Task prompt
Omit the images. Reproduce each line of the records exactly as it appears.

[Opening Dataset records section]

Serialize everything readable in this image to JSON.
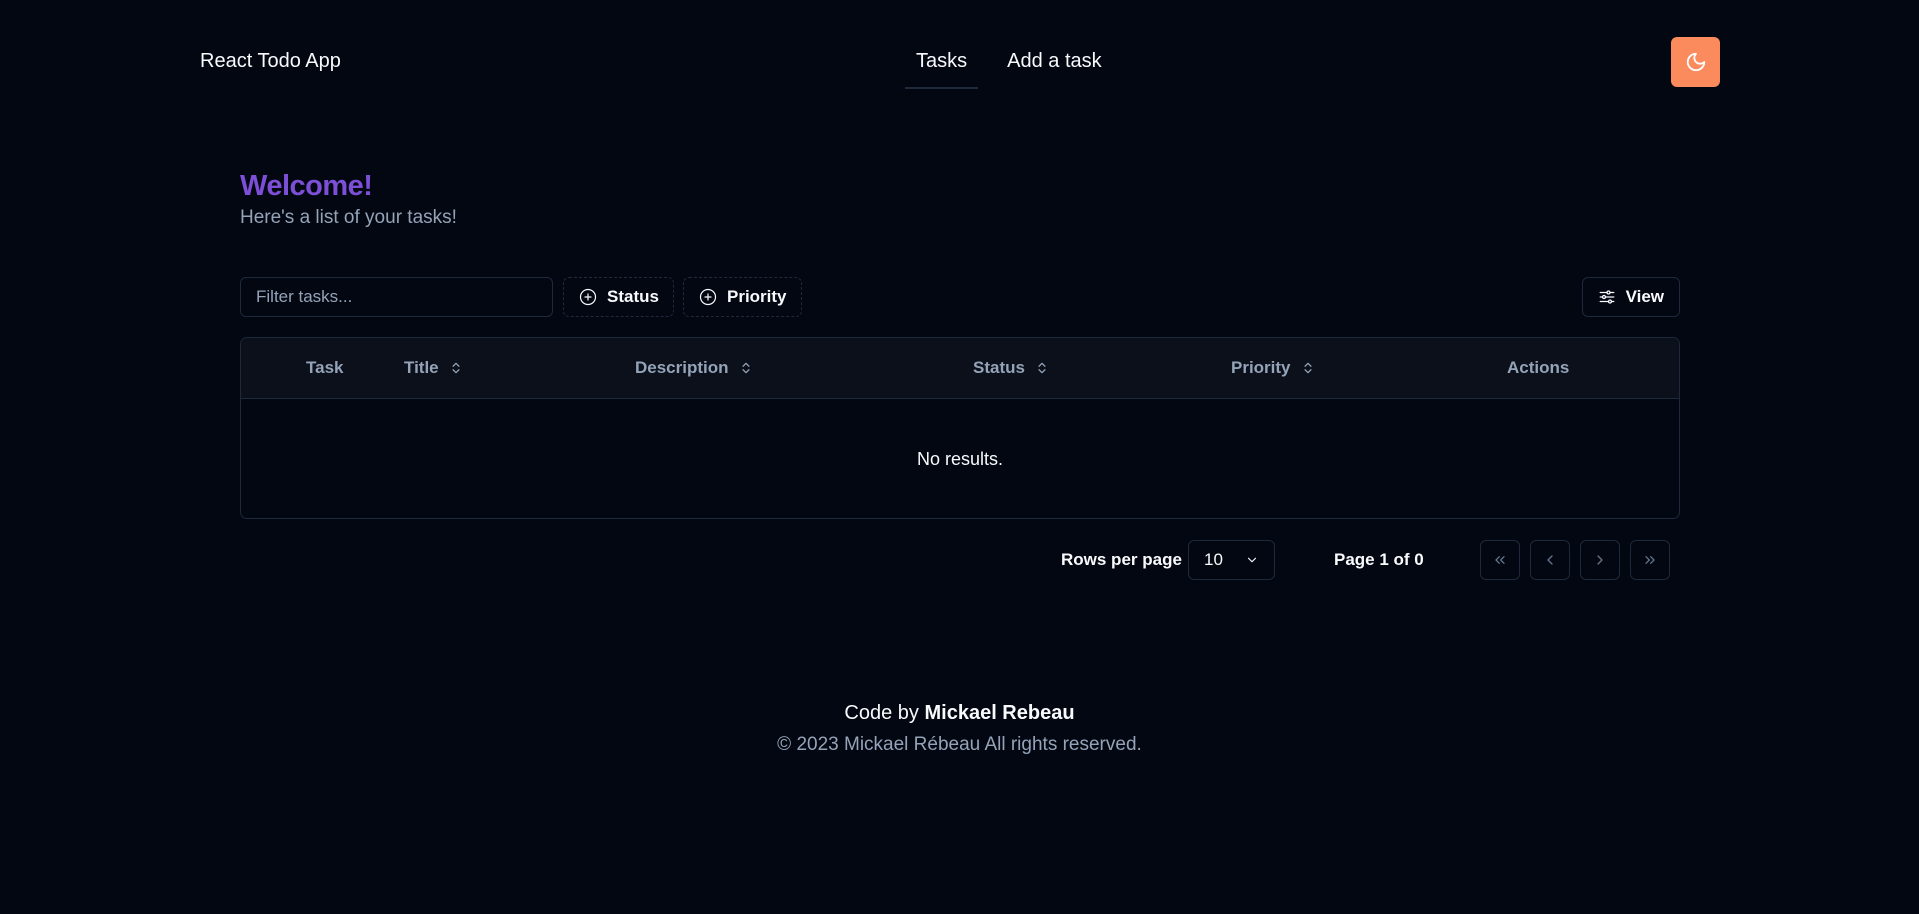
{
  "header": {
    "brand": "React Todo App",
    "nav": [
      {
        "label": "Tasks",
        "active": true
      },
      {
        "label": "Add a task",
        "active": false
      }
    ],
    "theme_toggle": {
      "icon": "moon-icon",
      "color": "#fb8a5c"
    }
  },
  "main": {
    "welcome": "Welcome!",
    "subtitle": "Here's a list of your tasks!",
    "welcome_color": "#7c4fd6"
  },
  "toolbar": {
    "filter_placeholder": "Filter tasks...",
    "status_filter_label": "Status",
    "priority_filter_label": "Priority",
    "view_label": "View"
  },
  "table": {
    "columns": [
      {
        "label": "Task",
        "sortable": false
      },
      {
        "label": "Title",
        "sortable": true
      },
      {
        "label": "Description",
        "sortable": true
      },
      {
        "label": "Status",
        "sortable": true
      },
      {
        "label": "Priority",
        "sortable": true
      },
      {
        "label": "Actions",
        "sortable": false
      }
    ],
    "empty_text": "No results."
  },
  "pagination": {
    "rows_per_page_label": "Rows per page",
    "rows_per_page_value": "10",
    "page_label": "Page 1 of 0"
  },
  "footer": {
    "code_by_prefix": "Code by",
    "author": "Mickael Rebeau",
    "copyright": "© 2023 Mickael Rébeau All rights reserved."
  }
}
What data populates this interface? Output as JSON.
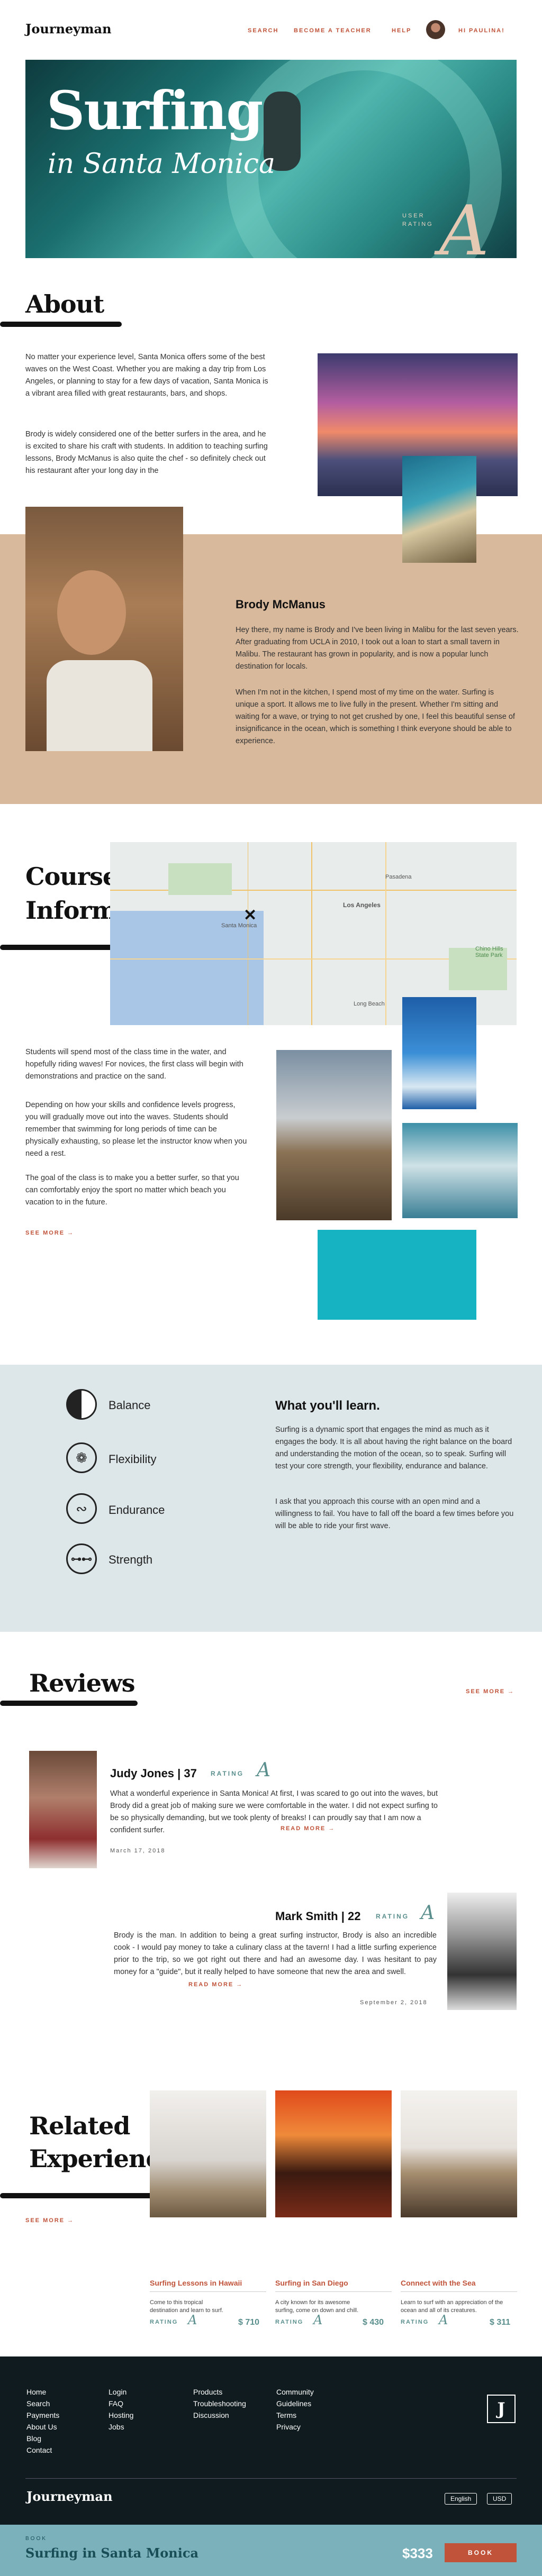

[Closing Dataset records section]

Output of the task
Serialize everything readable in this image to JSON.
{
  "header": {
    "brand": "React Todo App",
    "nav": [
      {
        "label": "Tasks",
        "active": true
      },
      {
        "label": "Add a task",
        "active": false
      }
    ],
    "theme_toggle": {
      "icon": "moon-icon",
      "color": "#fb8a5c"
    }
  },
  "main": {
    "welcome": "Welcome!",
    "subtitle": "Here's a list of your tasks!",
    "welcome_color": "#7c4fd6"
  },
  "toolbar": {
    "filter_placeholder": "Filter tasks...",
    "status_filter_label": "Status",
    "priority_filter_label": "Priority",
    "view_label": "View"
  },
  "table": {
    "columns": [
      {
        "label": "Task",
        "sortable": false
      },
      {
        "label": "Title",
        "sortable": true
      },
      {
        "label": "Description",
        "sortable": true
      },
      {
        "label": "Status",
        "sortable": true
      },
      {
        "label": "Priority",
        "sortable": true
      },
      {
        "label": "Actions",
        "sortable": false
      }
    ],
    "empty_text": "No results."
  },
  "pagination": {
    "rows_per_page_label": "Rows per page",
    "rows_per_page_value": "10",
    "page_label": "Page 1 of 0"
  },
  "footer": {
    "code_by_prefix": "Code by",
    "author": "Mickael Rebeau",
    "copyright": "© 2023 Mickael Rébeau All rights reserved."
  }
}
What data populates this interface? Output as JSON.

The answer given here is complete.